━━━━━ Dataset content ━━━━━

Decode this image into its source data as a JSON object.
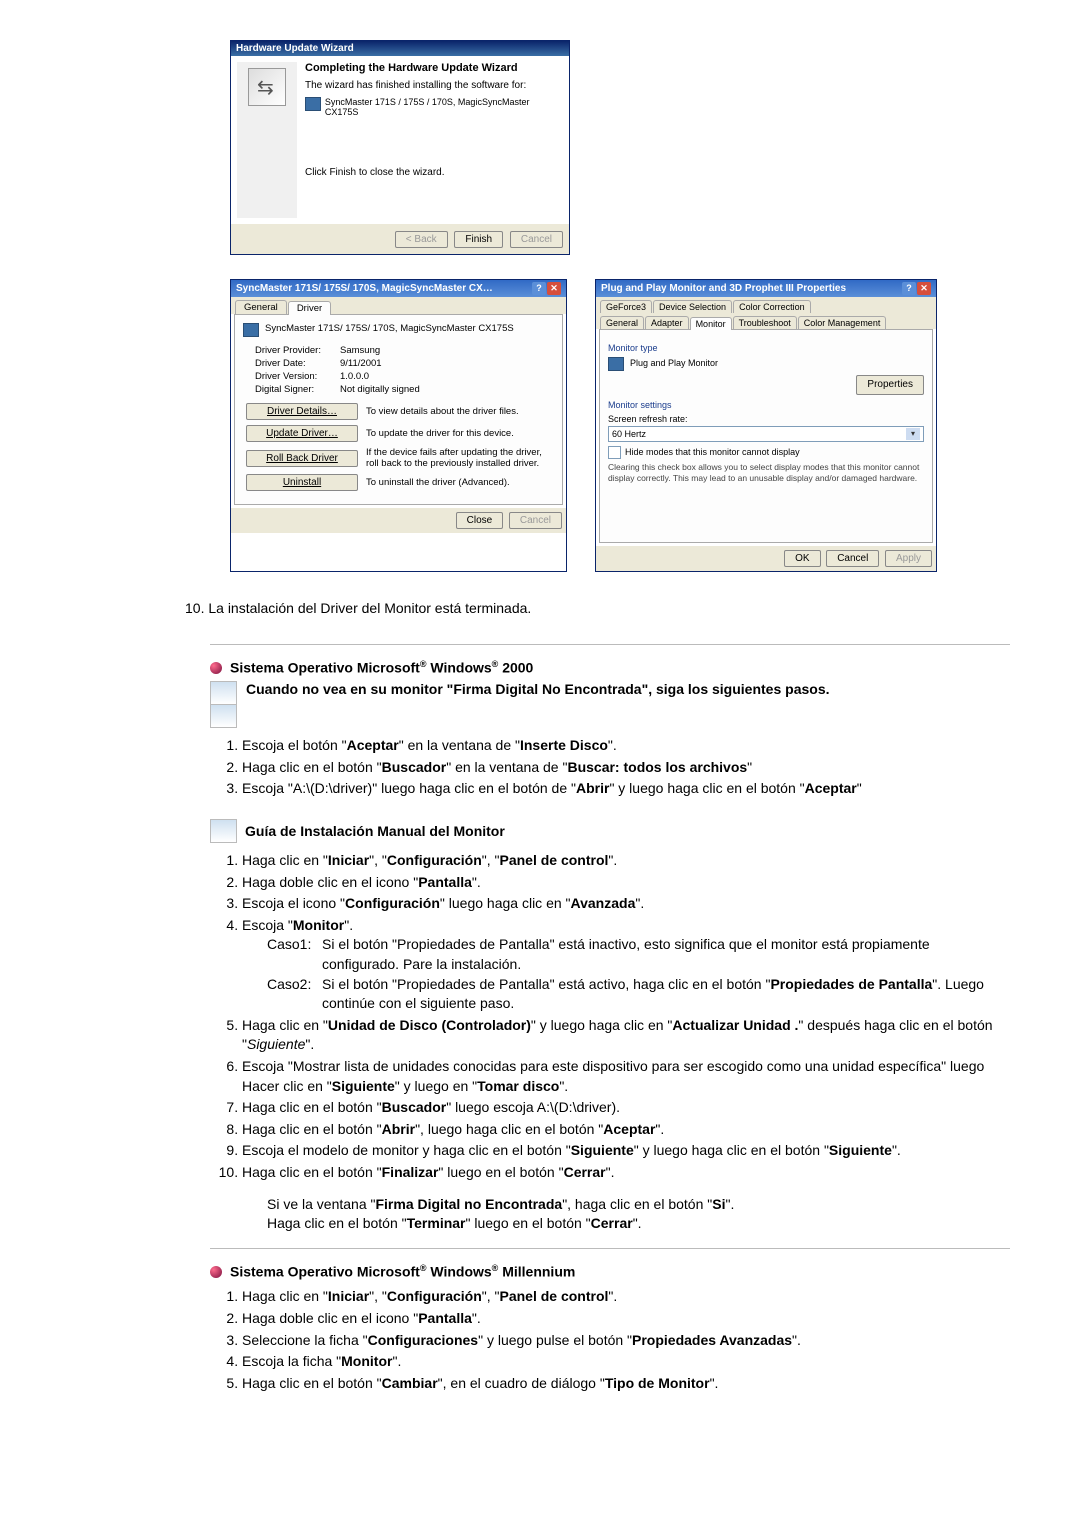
{
  "wizard": {
    "title": "Hardware Update Wizard",
    "heading": "Completing the Hardware Update Wizard",
    "line1": "The wizard has finished installing the software for:",
    "device": "SyncMaster 171S / 175S / 170S, MagicSyncMaster CX175S",
    "clickFinish": "Click Finish to close the wizard.",
    "back": "< Back",
    "finish": "Finish",
    "cancel": "Cancel"
  },
  "props": {
    "title": "SyncMaster 171S/ 175S/ 170S, MagicSyncMaster CX…",
    "tabGeneral": "General",
    "tabDriver": "Driver",
    "device": "SyncMaster 171S/ 175S/ 170S, MagicSyncMaster CX175S",
    "provLbl": "Driver Provider:",
    "provVal": "Samsung",
    "dateLbl": "Driver Date:",
    "dateVal": "9/11/2001",
    "verLbl": "Driver Version:",
    "verVal": "1.0.0.0",
    "sigLbl": "Digital Signer:",
    "sigVal": "Not digitally signed",
    "btnDetails": "Driver Details…",
    "btnDetailsDesc": "To view details about the driver files.",
    "btnUpdate": "Update Driver…",
    "btnUpdateDesc": "To update the driver for this device.",
    "btnRoll": "Roll Back Driver",
    "btnRollDesc": "If the device fails after updating the driver, roll back to the previously installed driver.",
    "btnUninst": "Uninstall",
    "btnUninstDesc": "To uninstall the driver (Advanced).",
    "close": "Close",
    "cancel": "Cancel"
  },
  "pnp": {
    "title": "Plug and Play Monitor and 3D Prophet III Properties",
    "tabs1": [
      "GeForce3",
      "Device Selection",
      "Color Correction"
    ],
    "tabs2": [
      "General",
      "Adapter",
      "Monitor",
      "Troubleshoot",
      "Color Management"
    ],
    "grpType": "Monitor type",
    "monName": "Plug and Play Monitor",
    "properties": "Properties",
    "grpSettings": "Monitor settings",
    "refreshLbl": "Screen refresh rate:",
    "refreshVal": "60 Hertz",
    "hide": "Hide modes that this monitor cannot display",
    "hideHelp": "Clearing this check box allows you to select display modes that this monitor cannot display correctly. This may lead to an unusable display and/or damaged hardware.",
    "ok": "OK",
    "cancel": "Cancel",
    "apply": "Apply"
  },
  "doc": {
    "step10": "10.  La instalación del Driver del Monitor está terminada.",
    "w2000": {
      "titleA": "Sistema Operativo Microsoft",
      "titleB": " Windows",
      "titleC": " 2000",
      "sig": "Cuando no vea en su monitor \"Firma Digital No Encontrada\", siga los siguientes pasos.",
      "s1a": "Escoja el botón \"",
      "s1b": "Aceptar",
      "s1c": "\" en la ventana de \"",
      "s1d": "Inserte Disco",
      "s1e": "\".",
      "s2a": "Haga clic en el botón \"",
      "s2b": "Buscador",
      "s2c": "\" en la ventana de \"",
      "s2d": "Buscar: todos los archivos",
      "s2e": "\"",
      "s3a": "Escoja \"A:\\(D:\\driver)\" luego haga clic en el botón de \"",
      "s3b": "Abrir",
      "s3c": "\" y luego haga clic en el botón \"",
      "s3d": "Aceptar",
      "s3e": "\""
    },
    "manual": {
      "title": "Guía de Instalación Manual del Monitor",
      "s1a": "Haga clic en \"",
      "s1b": "Iniciar",
      "s1c": "\", \"",
      "s1d": "Configuración",
      "s1e": "\", \"",
      "s1f": "Panel de control",
      "s1g": "\".",
      "s2a": "Haga doble clic en el icono \"",
      "s2b": "Pantalla",
      "s2c": "\".",
      "s3a": "Escoja el icono \"",
      "s3b": "Configuración",
      "s3c": "\" luego haga clic en \"",
      "s3d": "Avanzada",
      "s3e": "\".",
      "s4a": "Escoja \"",
      "s4b": "Monitor",
      "s4c": "\".",
      "c1t": "Caso1:",
      "c1": "Si el botón \"Propiedades de Pantalla\" está inactivo, esto significa que el monitor está propiamente configurado. Pare la instalación.",
      "c2t": "Caso2:",
      "c2a": "Si el botón \"Propiedades de Pantalla\" está activo, haga clic en el botón \"",
      "c2b": "Propiedades de Pantalla",
      "c2c": "\". Luego continúe con el siguiente paso.",
      "s5a": "Haga clic en \"",
      "s5b": "Unidad de Disco (Controlador)",
      "s5c": "\" y luego haga clic en \"",
      "s5d": "Actualizar Unidad .",
      "s5e": "\" después haga clic en el botón \"",
      "s5f": "Siguiente",
      "s5g": "\".",
      "s6a": "Escoja \"Mostrar lista de unidades conocidas para este dispositivo para ser escogido como una unidad específica\" luego Hacer clic en \"",
      "s6b": "Siguiente",
      "s6c": "\" y luego en \"",
      "s6d": "Tomar disco",
      "s6e": "\".",
      "s7a": "Haga clic en el botón \"",
      "s7b": "Buscador",
      "s7c": "\" luego escoja A:\\(D:\\driver).",
      "s8a": "Haga clic en el botón \"",
      "s8b": "Abrir",
      "s8c": "\", luego haga clic en el botón \"",
      "s8d": "Aceptar",
      "s8e": "\".",
      "s9a": "Escoja el modelo de monitor y haga clic en el botón \"",
      "s9b": "Siguiente",
      "s9c": "\" y luego haga clic en el botón \"",
      "s9d": "Siguiente",
      "s9e": "\".",
      "s10a": "Haga clic en el botón \"",
      "s10b": "Finalizar",
      "s10c": "\" luego en el botón \"",
      "s10d": "Cerrar",
      "s10e": "\".",
      "extra1a": "Si ve la ventana \"",
      "extra1b": "Firma Digital no Encontrada",
      "extra1c": "\", haga clic en el botón \"",
      "extra1d": "Si",
      "extra1e": "\".",
      "extra2a": "Haga clic en el botón \"",
      "extra2b": "Terminar",
      "extra2c": "\" luego en el botón \"",
      "extra2d": "Cerrar",
      "extra2e": "\"."
    },
    "wme": {
      "titleA": "Sistema Operativo Microsoft",
      "titleB": " Windows",
      "titleC": " Millennium",
      "s1a": "Haga clic en \"",
      "s1b": "Iniciar",
      "s1c": "\", \"",
      "s1d": "Configuración",
      "s1e": "\", \"",
      "s1f": "Panel de control",
      "s1g": "\".",
      "s2a": "Haga doble clic en el icono \"",
      "s2b": "Pantalla",
      "s2c": "\".",
      "s3a": "Seleccione la ficha \"",
      "s3b": "Configuraciones",
      "s3c": "\" y luego pulse el botón \"",
      "s3d": "Propiedades Avanzadas",
      "s3e": "\".",
      "s4a": "Escoja la ficha \"",
      "s4b": "Monitor",
      "s4c": "\".",
      "s5a": "Haga clic en el botón \"",
      "s5b": "Cambiar",
      "s5c": "\", en el cuadro de diálogo \"",
      "s5d": "Tipo de Monitor",
      "s5e": "\"."
    }
  }
}
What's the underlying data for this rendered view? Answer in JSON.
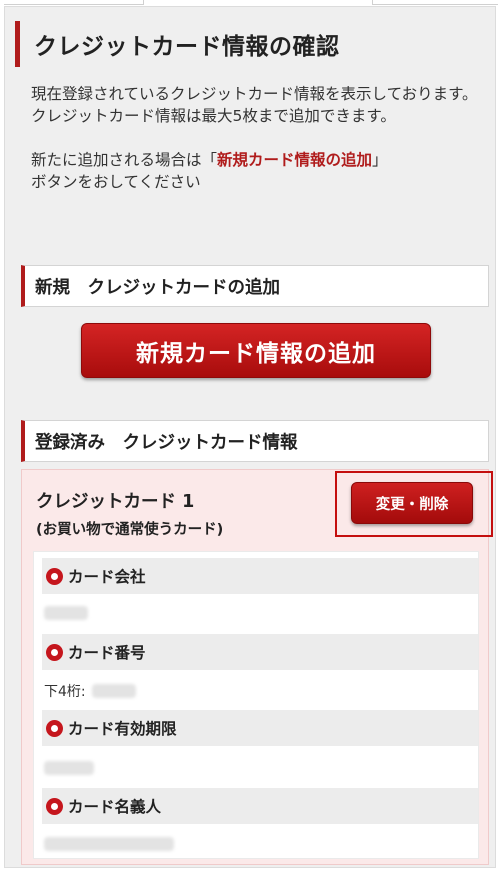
{
  "page": {
    "title": "クレジットカード情報の確認",
    "intro": [
      "現在登録されているクレジットカード情報を表示しております。",
      "クレジットカード情報は最大5枚まで追加できます。"
    ],
    "add_note_prefix": "新たに追加される場合は「",
    "add_note_highlight": "新規カード情報の追加",
    "add_note_suffix": "」",
    "add_note_line2": "ボタンをおしてください"
  },
  "sections": {
    "new_heading": "新規　クレジットカードの追加",
    "add_button": "新規カード情報の追加",
    "registered_heading": "登録済み　クレジットカード情報"
  },
  "card": {
    "title": "クレジットカード 1",
    "subtitle": "(お買い物で通常使うカード)",
    "edit_button": "変更・削除",
    "fields": [
      {
        "label": "カード会社",
        "icon": "bullet-icon"
      },
      {
        "label": "カード番号",
        "icon": "bullet-icon",
        "value_prefix": "下4桁:"
      },
      {
        "label": "カード有効期限",
        "icon": "bullet-icon"
      },
      {
        "label": "カード名義人",
        "icon": "bullet-icon"
      }
    ]
  },
  "colors": {
    "accent": "#b01c1c",
    "button": "#c01818",
    "card_bg": "#fbe9e9",
    "field_bg": "#ececec",
    "page_bg": "#efefef"
  }
}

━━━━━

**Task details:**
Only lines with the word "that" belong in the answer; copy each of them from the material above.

**Reply to the task:**
    "hide": "Hide modes that this monitor cannot display",
    "hideHelp": "Clearing this check box allows you to select display modes that this monitor cannot display correctly. This may lead to an unusable display and/or damaged hardware.",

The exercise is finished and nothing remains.